8. Correct pronunciation and grammar were emphasized.
 The British applied linguist Henry Sweet had recognized its limitations. It
offered innovations at the level of teaching procedures but lacked a
thorough methodological basis. Its main focus was on the exclusive use of
the target language in the classroom, but it failed to address many issues that
Sweet thought more basic.
 In 1950 the American Council of Learned Societies, under contract to the
U.S. State Department, was commissioned to develop textbooks for teaching
English to speakers of a wide number of foreign languages. The format the
linguists involved in this project followed was known as the "general form":
A lesson began with work on pronunciation, morphology, and grammar,
followed by drills and exercises.
 The approach developed by linguists at Michigan and other universities
became known variously as the Oral Approach, the Aural-Oral Approach,
and the Structural Approach. It advocated aural training first, then
pronunciation training, followed by speaking, reading, and writing.
 There is no explicit reference to then-current learning theory in Fries's work.
It was the incorporation of the linguistic principles of the Aural Oral
approach with state-of-the-art psychological learning theory in the Mid-
fifties that led to the method that came to be known as Audiolingualism.
 The emergence of the Audiolingual Method is the need for a radical change
and rethinking of foreign language teaching methodology (most of which
was still linked to the Reading Method) was prompted by the launching of
the first Russian satellite in 1957.
 The method was widely adopted for teaching foreign languages in North
American colleges and universities.

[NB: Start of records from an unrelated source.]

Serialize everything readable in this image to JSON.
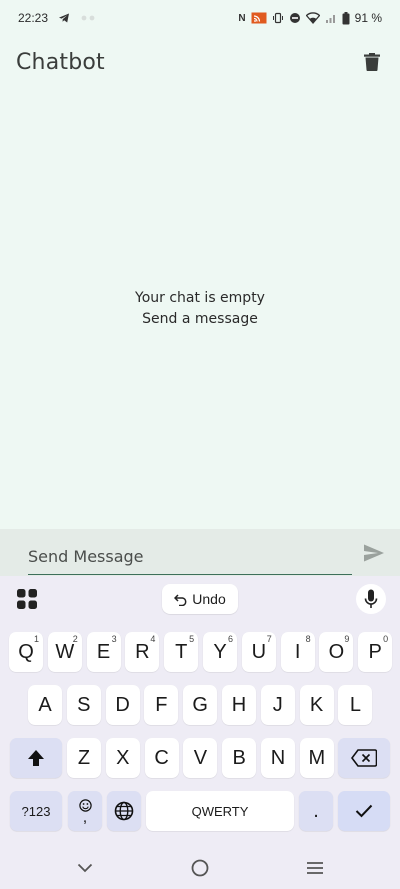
{
  "status_bar": {
    "time": "22:23",
    "battery": "91 %"
  },
  "app_bar": {
    "title": "Chatbot",
    "delete_icon": "trash-icon"
  },
  "empty_state": {
    "line1": "Your chat is empty",
    "line2": "Send a message"
  },
  "composer": {
    "placeholder": "Send Message",
    "send_icon": "send-icon"
  },
  "keyboard": {
    "undo_label": "Undo",
    "rows": [
      [
        {
          "l": "Q",
          "h": "1"
        },
        {
          "l": "W",
          "h": "2"
        },
        {
          "l": "E",
          "h": "3"
        },
        {
          "l": "R",
          "h": "4"
        },
        {
          "l": "T",
          "h": "5"
        },
        {
          "l": "Y",
          "h": "6"
        },
        {
          "l": "U",
          "h": "7"
        },
        {
          "l": "I",
          "h": "8"
        },
        {
          "l": "O",
          "h": "9"
        },
        {
          "l": "P",
          "h": "0"
        }
      ],
      [
        {
          "l": "A"
        },
        {
          "l": "S"
        },
        {
          "l": "D"
        },
        {
          "l": "F"
        },
        {
          "l": "G"
        },
        {
          "l": "H"
        },
        {
          "l": "J"
        },
        {
          "l": "K"
        },
        {
          "l": "L"
        }
      ],
      [
        {
          "l": "Z"
        },
        {
          "l": "X"
        },
        {
          "l": "C"
        },
        {
          "l": "V"
        },
        {
          "l": "B"
        },
        {
          "l": "N"
        },
        {
          "l": "M"
        }
      ]
    ],
    "symbols_label": "?123",
    "space_label": "QWERTY",
    "comma_label": ",",
    "period_label": "."
  },
  "colors": {
    "background": "#eef8f3",
    "composer": "#e4ebe7",
    "keyboard": "#eeecf5",
    "accent": "#3d6f5a"
  }
}
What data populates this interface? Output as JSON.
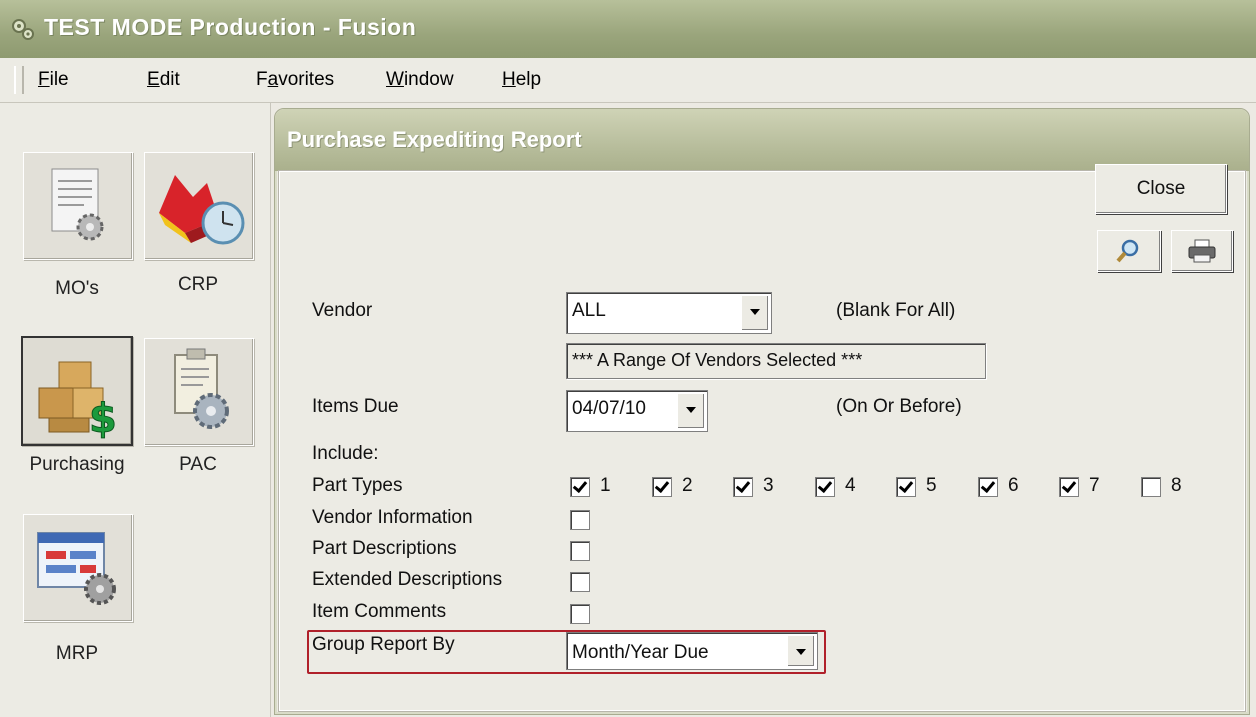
{
  "window": {
    "title": "TEST MODE Production - Fusion"
  },
  "menu": [
    {
      "pre": "",
      "ul": "F",
      "post": "ile"
    },
    {
      "pre": "",
      "ul": "E",
      "post": "dit"
    },
    {
      "pre": "F",
      "ul": "a",
      "post": "vorites"
    },
    {
      "pre": "",
      "ul": "W",
      "post": "indow"
    },
    {
      "pre": "",
      "ul": "H",
      "post": "elp"
    }
  ],
  "modules": [
    {
      "label": "MO's"
    },
    {
      "label": "CRP"
    },
    {
      "label": "Purchasing"
    },
    {
      "label": "PAC"
    },
    {
      "label": "MRP"
    }
  ],
  "dialog": {
    "title": "Purchase Expediting Report",
    "close_label": "Close",
    "vendor": {
      "label": "Vendor",
      "value": "ALL",
      "hint": "(Blank For All)",
      "range_text": "*** A Range Of Vendors Selected ***"
    },
    "items_due": {
      "label": "Items Due",
      "value": "04/07/10",
      "hint": "(On Or Before)"
    },
    "include_label": "Include:",
    "part_types": {
      "label": "Part Types",
      "options": [
        {
          "num": "1",
          "checked": true
        },
        {
          "num": "2",
          "checked": true
        },
        {
          "num": "3",
          "checked": true
        },
        {
          "num": "4",
          "checked": true
        },
        {
          "num": "5",
          "checked": true
        },
        {
          "num": "6",
          "checked": true
        },
        {
          "num": "7",
          "checked": true
        },
        {
          "num": "8",
          "checked": false
        }
      ]
    },
    "options": [
      {
        "label": "Vendor Information",
        "checked": false
      },
      {
        "label": "Part Descriptions",
        "checked": false
      },
      {
        "label": "Extended Descriptions",
        "checked": false
      },
      {
        "label": "Item Comments",
        "checked": false
      }
    ],
    "group_by": {
      "label": "Group Report By",
      "value": "Month/Year Due"
    }
  },
  "colors": {
    "highlight": "#b0202a",
    "titlebar": "#9aa57c"
  }
}
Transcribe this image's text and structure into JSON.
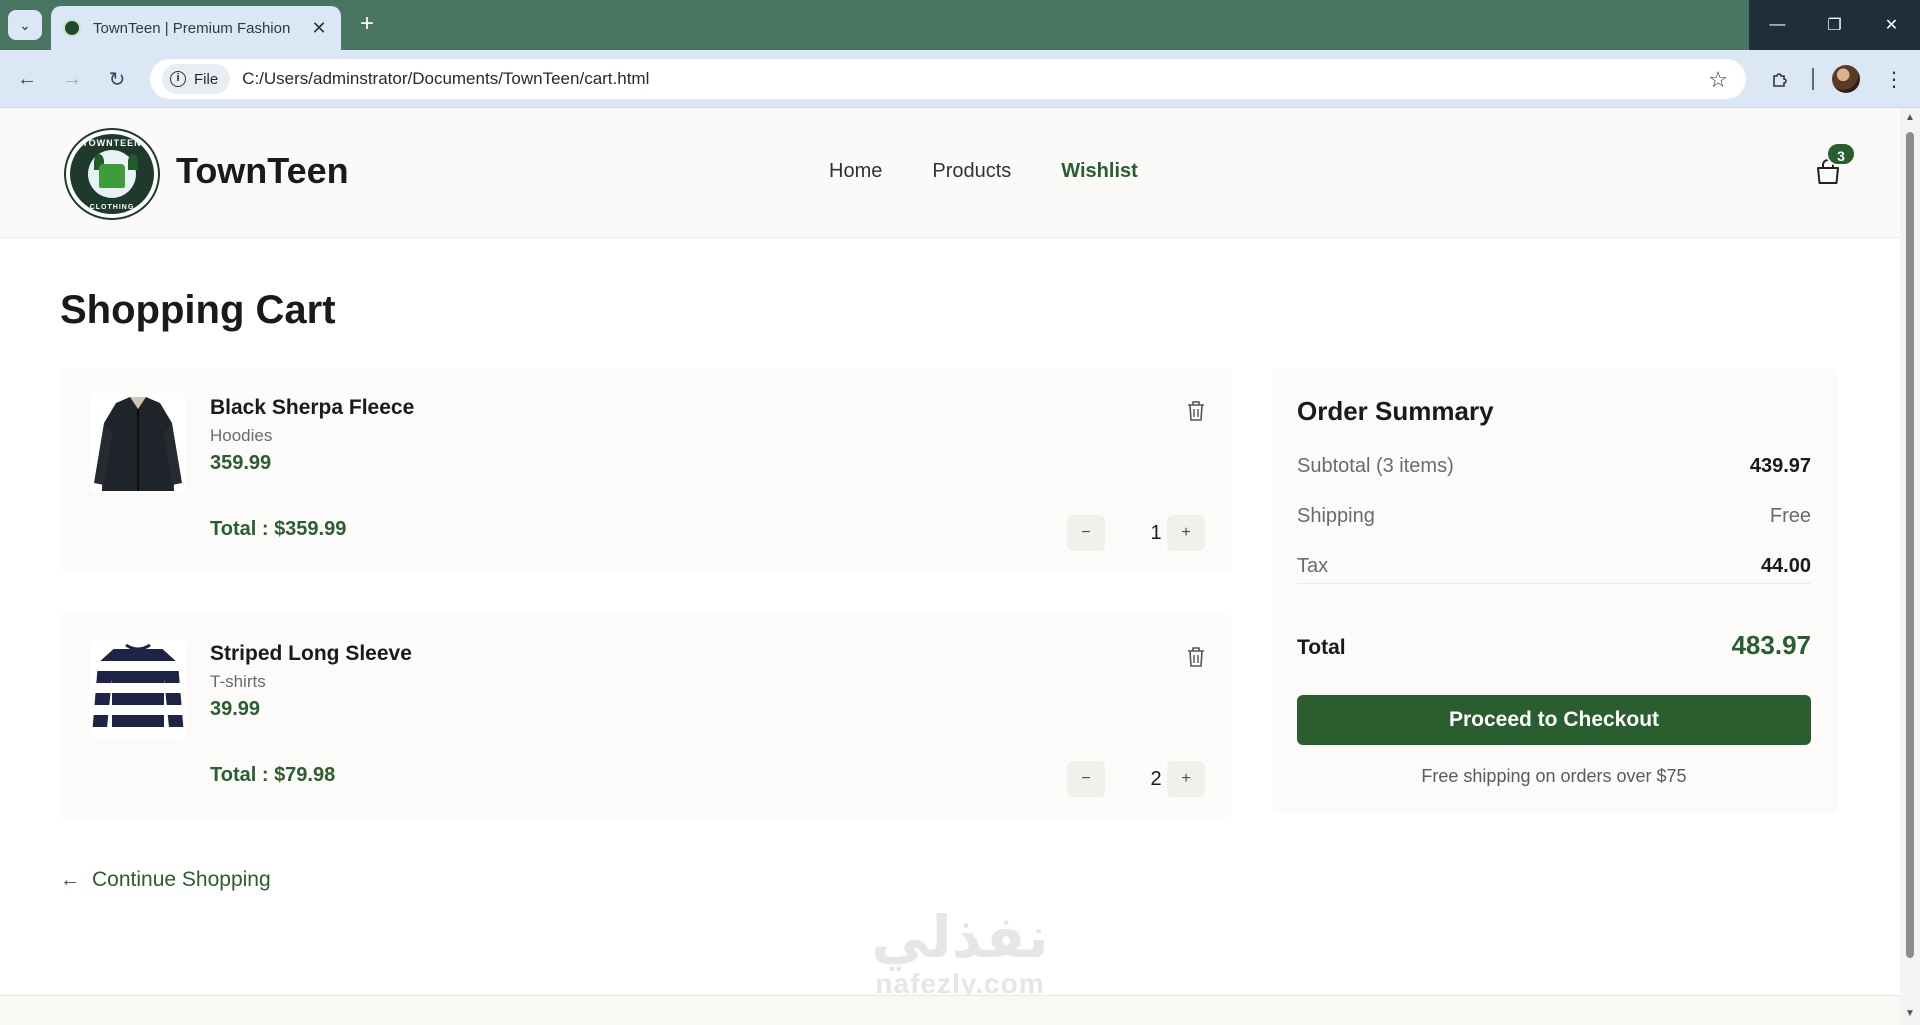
{
  "browser": {
    "tab_title": "TownTeen | Premium Fashion",
    "chip_label": "File",
    "url": "C:/Users/adminstrator/Documents/TownTeen/cart.html"
  },
  "site": {
    "brand": "TownTeen",
    "logo_text_top": "TOWNTEEN",
    "logo_text_bottom": "CLOTHING",
    "nav": [
      "Home",
      "Products",
      "Wishlist"
    ],
    "active_nav": "Wishlist",
    "cart_count": "3"
  },
  "cart": {
    "title": "Shopping Cart",
    "items": [
      {
        "name": "Black Sherpa Fleece",
        "category": "Hoodies",
        "price": "359.99",
        "quantity": "1",
        "total": "Total : $359.99"
      },
      {
        "name": "Striped Long Sleeve",
        "category": "T-shirts",
        "price": "39.99",
        "quantity": "2",
        "total": "Total : $79.98"
      }
    ],
    "continue_label": "Continue Shopping"
  },
  "summary": {
    "title": "Order Summary",
    "subtotal_label": "Subtotal (3 items)",
    "subtotal_value": "439.97",
    "shipping_label": "Shipping",
    "shipping_value": "Free",
    "tax_label": "Tax",
    "tax_value": "44.00",
    "total_label": "Total",
    "total_value": "483.97",
    "checkout_label": "Proceed to Checkout",
    "shipping_note": "Free shipping on orders over $75"
  },
  "watermark": {
    "arabic": "نفذلي",
    "latin": "nafezly.com"
  },
  "colors": {
    "brand_green": "#2a5e2e",
    "titlebar": "#4a7563",
    "toolbar": "#dbe7f5"
  }
}
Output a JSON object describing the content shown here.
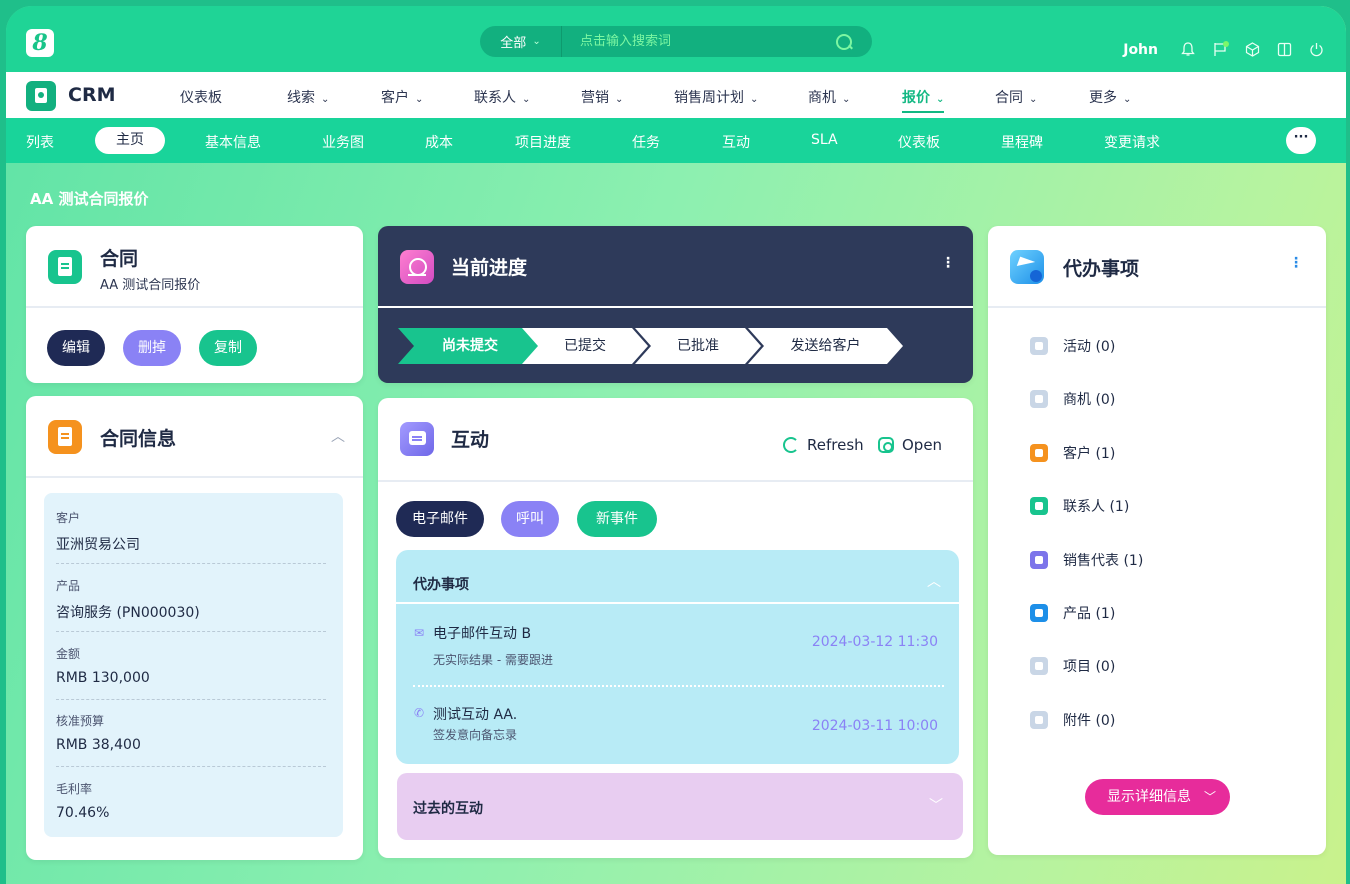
{
  "topbar": {
    "logo": "8",
    "search_scope": "全部",
    "search_placeholder": "点击输入搜索词",
    "user_name": "John"
  },
  "modnav": {
    "app_title": "CRM",
    "items": [
      {
        "label": "仪表板",
        "has_menu": false
      },
      {
        "label": "线索",
        "has_menu": true
      },
      {
        "label": "客户",
        "has_menu": true
      },
      {
        "label": "联系人",
        "has_menu": true
      },
      {
        "label": "营销",
        "has_menu": true
      },
      {
        "label": "销售周计划",
        "has_menu": true
      },
      {
        "label": "商机",
        "has_menu": true
      },
      {
        "label": "报价",
        "has_menu": true,
        "active": true
      },
      {
        "label": "合同",
        "has_menu": true
      },
      {
        "label": "更多",
        "has_menu": true
      }
    ]
  },
  "subnav": {
    "items": [
      "列表",
      "主页",
      "基本信息",
      "业务图",
      "成本",
      "项目进度",
      "任务",
      "互动",
      "SLA",
      "仪表板",
      "里程碑",
      "变更请求"
    ],
    "active": "主页",
    "more_label": "···"
  },
  "page": {
    "title": "AA 测试合同报价"
  },
  "contract_card": {
    "title": "合同",
    "subtitle": "AA 测试合同报价",
    "buttons": {
      "edit": "编辑",
      "delete": "删掉",
      "copy": "复制"
    }
  },
  "contract_info": {
    "title": "合同信息",
    "fields": [
      {
        "label": "客户",
        "value": "亚洲贸易公司"
      },
      {
        "label": "产品",
        "value": "咨询服务 (PN000030)"
      },
      {
        "label": "金额",
        "value": "RMB 130,000"
      },
      {
        "label": "核准预算",
        "value": "RMB 38,400"
      },
      {
        "label": "毛利率",
        "value": "70.46%"
      }
    ]
  },
  "progress_card": {
    "title": "当前进度",
    "stages": [
      "尚未提交",
      "已提交",
      "已批准",
      "发送给客户"
    ],
    "current": "尚未提交"
  },
  "interaction_card": {
    "title": "互动",
    "refresh_label": "Refresh",
    "open_label": "Open",
    "tabs": {
      "email": "电子邮件",
      "call": "呼叫",
      "event": "新事件"
    },
    "todo": {
      "title": "代办事项",
      "items": [
        {
          "title": "电子邮件互动 B",
          "subtitle": "无实际结果 - 需要跟进",
          "date": "2024-03-12 11:30"
        },
        {
          "title": "测试互动 AA.",
          "subtitle": "签发意向备忘录",
          "date": "2024-03-11 10:00"
        }
      ]
    },
    "past": {
      "title": "过去的互动"
    }
  },
  "todo_card": {
    "title": "代办事项",
    "items": [
      {
        "label": "活动 (0)",
        "color": "#c9d6e6"
      },
      {
        "label": "商机 (0)",
        "color": "#c9d6e6"
      },
      {
        "label": "客户 (1)",
        "color": "#f5921e"
      },
      {
        "label": "联系人 (1)",
        "color": "#18c48e"
      },
      {
        "label": "销售代表 (1)",
        "color": "#7c74ea"
      },
      {
        "label": "产品 (1)",
        "color": "#1d8fe8"
      },
      {
        "label": "项目 (0)",
        "color": "#c9d6e6"
      },
      {
        "label": "附件 (0)",
        "color": "#c9d6e6"
      }
    ],
    "detail_button": "显示详细信息"
  },
  "colors": {
    "brand_green": "#1fd496",
    "dark_panel": "#2e3a5a",
    "accent_pink": "#e72c9b",
    "violet": "#8a82f5"
  }
}
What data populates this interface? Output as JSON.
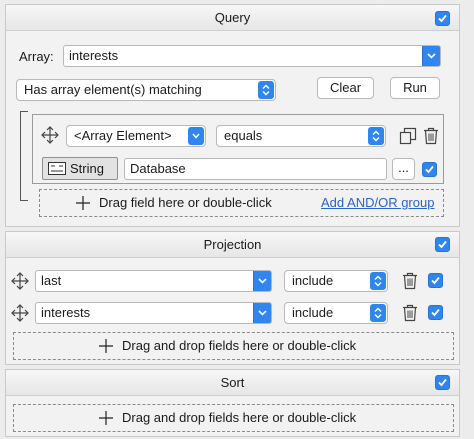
{
  "query": {
    "title": "Query",
    "enabled": true,
    "array_label": "Array:",
    "array_value": "interests",
    "match_mode": "Has array element(s) matching",
    "clear_label": "Clear",
    "run_label": "Run",
    "condition": {
      "field": "<Array Element>",
      "operator": "equals",
      "type_label": "String",
      "value": "Database",
      "more_label": "...",
      "enabled": true
    },
    "drop_label": "Drag field here or double-click",
    "add_group_label": "Add AND/OR group"
  },
  "projection": {
    "title": "Projection",
    "enabled": true,
    "rows": [
      {
        "field": "last",
        "mode": "include",
        "enabled": true
      },
      {
        "field": "interests",
        "mode": "include",
        "enabled": true
      }
    ],
    "drop_label": "Drag and drop fields here or double-click"
  },
  "sort": {
    "title": "Sort",
    "enabled": true,
    "drop_label": "Drag and drop fields here or double-click"
  },
  "colors": {
    "accent": "#2f86ee",
    "link": "#2a63c9",
    "panel_bg": "#f2f2f2"
  }
}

It provided the methodological
foundation for materials for the teaching of foreign languages at college and
university level in the United States and Canada, and its principles formed
the basis of such widely used series as the Lado English Series (Lado 1977)
and English 900 (English Language Services 1964).

3. Freeman
Direct Method

4. Harmer
Direct Method